Searle's answer is twofold. First, he claims that the intention-in-action presupposes and draws on a non-representational set of skills, capacities, and so forth, which he terms the Background (1983, pp. 143 ff; 1991, p. 293). But the Background by itself is not sufficient for successful action; rather, it "only functions when it is activated by genuine Intentional contents" (1991, p. 294). Second, he claims that the crucial point of the intention-in-action is that it presents causally self-referential conditions of satisfaction, and it doesn't matter what term is ultimately used to describe it (1991, p. 297). (It might also be argued that Dreyfus's objection carries force only if one accepts a narrow view of representationalism as necessarily involving reflection or deliberation.)
 
What is intuitively true -- and what both Searle and Dreyfus in effect agree on -- is that no matter how caught up we are in the flow of our activity, we do seem to have a grasp of whether or not our action is successful at the most local level. That is, we have the sense that our actions are what we want to be doing when we are doing them.

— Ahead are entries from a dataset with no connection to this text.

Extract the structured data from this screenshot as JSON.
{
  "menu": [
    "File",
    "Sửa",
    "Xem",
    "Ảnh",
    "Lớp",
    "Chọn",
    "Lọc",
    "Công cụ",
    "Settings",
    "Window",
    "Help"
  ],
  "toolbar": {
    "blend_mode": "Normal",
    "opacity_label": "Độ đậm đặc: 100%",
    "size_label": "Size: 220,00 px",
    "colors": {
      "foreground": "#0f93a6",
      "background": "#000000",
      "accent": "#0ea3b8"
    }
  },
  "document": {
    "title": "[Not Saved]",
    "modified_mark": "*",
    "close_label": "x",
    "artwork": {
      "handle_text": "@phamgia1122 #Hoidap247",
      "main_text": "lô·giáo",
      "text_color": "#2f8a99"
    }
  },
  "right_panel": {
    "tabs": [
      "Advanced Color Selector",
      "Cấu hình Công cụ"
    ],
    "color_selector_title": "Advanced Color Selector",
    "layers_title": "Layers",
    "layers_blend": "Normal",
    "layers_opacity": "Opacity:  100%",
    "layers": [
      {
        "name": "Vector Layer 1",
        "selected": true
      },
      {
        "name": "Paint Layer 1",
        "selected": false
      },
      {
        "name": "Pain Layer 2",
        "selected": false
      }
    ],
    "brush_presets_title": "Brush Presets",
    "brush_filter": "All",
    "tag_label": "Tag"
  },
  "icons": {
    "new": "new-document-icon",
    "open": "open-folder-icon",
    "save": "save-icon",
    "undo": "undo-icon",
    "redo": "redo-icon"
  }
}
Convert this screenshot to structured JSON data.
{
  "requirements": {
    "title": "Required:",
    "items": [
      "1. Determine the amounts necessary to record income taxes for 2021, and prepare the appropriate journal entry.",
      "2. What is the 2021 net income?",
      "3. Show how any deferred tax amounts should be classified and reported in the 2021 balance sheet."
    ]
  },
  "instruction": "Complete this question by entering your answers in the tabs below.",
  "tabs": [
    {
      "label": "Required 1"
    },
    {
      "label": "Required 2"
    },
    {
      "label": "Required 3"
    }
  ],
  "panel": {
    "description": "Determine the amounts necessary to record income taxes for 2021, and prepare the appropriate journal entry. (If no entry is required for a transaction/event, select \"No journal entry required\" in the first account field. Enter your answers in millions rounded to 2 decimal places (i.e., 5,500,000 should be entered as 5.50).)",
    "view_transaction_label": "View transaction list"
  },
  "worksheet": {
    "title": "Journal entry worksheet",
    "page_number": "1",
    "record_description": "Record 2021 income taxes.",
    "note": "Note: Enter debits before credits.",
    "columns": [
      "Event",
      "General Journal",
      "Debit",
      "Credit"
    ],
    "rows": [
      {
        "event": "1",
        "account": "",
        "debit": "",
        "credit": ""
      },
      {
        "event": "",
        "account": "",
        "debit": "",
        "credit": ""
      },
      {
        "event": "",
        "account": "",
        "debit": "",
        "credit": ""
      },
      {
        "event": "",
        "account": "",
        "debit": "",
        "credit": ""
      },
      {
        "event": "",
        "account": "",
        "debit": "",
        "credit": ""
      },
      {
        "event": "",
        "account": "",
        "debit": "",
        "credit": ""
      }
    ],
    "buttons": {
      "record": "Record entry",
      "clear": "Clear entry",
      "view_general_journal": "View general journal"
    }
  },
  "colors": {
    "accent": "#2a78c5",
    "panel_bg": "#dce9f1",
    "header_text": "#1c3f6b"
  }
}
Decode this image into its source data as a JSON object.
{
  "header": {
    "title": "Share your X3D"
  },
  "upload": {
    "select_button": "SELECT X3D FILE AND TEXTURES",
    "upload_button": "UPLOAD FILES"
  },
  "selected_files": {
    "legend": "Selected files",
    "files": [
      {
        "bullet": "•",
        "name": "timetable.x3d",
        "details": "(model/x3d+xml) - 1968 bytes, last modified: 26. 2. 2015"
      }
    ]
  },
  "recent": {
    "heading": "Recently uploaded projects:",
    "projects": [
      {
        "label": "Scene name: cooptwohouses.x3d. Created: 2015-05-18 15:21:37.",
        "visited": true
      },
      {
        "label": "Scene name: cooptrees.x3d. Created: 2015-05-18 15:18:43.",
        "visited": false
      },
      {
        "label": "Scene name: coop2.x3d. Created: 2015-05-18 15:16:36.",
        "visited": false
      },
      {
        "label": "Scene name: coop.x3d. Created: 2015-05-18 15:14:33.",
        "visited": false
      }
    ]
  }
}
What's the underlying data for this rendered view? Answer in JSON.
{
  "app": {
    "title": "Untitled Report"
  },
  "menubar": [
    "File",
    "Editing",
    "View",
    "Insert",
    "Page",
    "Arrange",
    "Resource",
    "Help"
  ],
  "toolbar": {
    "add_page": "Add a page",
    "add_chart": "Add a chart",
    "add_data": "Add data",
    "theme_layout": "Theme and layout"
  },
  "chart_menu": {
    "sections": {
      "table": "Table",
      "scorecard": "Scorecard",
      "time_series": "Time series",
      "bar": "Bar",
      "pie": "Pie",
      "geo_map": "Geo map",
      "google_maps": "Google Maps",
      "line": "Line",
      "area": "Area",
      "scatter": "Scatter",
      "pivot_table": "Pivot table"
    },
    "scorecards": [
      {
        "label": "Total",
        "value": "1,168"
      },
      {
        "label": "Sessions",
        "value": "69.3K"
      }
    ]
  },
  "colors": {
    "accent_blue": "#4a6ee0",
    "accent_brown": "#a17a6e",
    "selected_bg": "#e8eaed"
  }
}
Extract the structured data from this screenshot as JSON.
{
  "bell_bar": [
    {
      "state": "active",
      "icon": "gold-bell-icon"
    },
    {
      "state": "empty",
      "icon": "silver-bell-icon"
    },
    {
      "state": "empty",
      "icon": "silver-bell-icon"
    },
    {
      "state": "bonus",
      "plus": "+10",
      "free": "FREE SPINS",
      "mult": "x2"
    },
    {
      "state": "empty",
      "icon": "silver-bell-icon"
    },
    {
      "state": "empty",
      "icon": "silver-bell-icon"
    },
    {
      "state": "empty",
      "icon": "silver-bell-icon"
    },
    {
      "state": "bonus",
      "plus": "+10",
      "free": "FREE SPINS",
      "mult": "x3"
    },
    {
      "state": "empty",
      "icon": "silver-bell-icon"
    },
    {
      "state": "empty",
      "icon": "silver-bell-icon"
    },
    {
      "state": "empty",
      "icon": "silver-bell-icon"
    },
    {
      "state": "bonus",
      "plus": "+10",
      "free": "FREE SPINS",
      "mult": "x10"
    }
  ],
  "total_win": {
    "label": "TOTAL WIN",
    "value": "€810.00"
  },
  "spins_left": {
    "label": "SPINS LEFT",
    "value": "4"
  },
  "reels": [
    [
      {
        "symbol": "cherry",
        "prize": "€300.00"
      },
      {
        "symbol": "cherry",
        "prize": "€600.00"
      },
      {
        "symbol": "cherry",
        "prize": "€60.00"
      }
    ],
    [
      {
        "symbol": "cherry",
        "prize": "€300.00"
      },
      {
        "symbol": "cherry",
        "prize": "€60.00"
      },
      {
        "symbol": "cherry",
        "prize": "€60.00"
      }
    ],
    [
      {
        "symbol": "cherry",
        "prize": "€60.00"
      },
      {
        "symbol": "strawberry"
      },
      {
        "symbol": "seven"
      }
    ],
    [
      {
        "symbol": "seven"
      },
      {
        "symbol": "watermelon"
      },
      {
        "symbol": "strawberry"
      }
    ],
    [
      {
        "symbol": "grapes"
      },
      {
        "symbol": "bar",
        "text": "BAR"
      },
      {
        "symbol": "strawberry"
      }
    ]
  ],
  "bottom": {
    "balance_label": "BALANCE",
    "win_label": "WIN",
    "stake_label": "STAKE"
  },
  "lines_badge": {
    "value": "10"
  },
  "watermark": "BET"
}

And this raises an interesting question: perhaps the intention-in-action, rather than "overrepresentationalizing" action, instead _under_representationalizes it. For in order to specify local conditions of success, as the intention-in-action purports to do particularly with its world-to-mind direction of fit, the mental component of action may have to involve general information relevant to the action that is crucial to, and independent of, the strictly local conditions of bodily movement.
 
Consider that in order to experience an action as fitting, one must be able to recognize conditions in the world as fulfilling the requirements of a fitting action. Even if "the world" in this case consists only in the body's movements, it may well be that something of the activity the body is engaged in will play some role in the specification of those conditions, and therefore will be implicated in the mental component of the action. It may be, in fact, that the line between strictly local conditions of action and the relevant non-local conditions is a fuzzy one, and one that will complicate any attempt to to carve nondeliberate intentional action at its joints.
 
 
Daniel Barbiero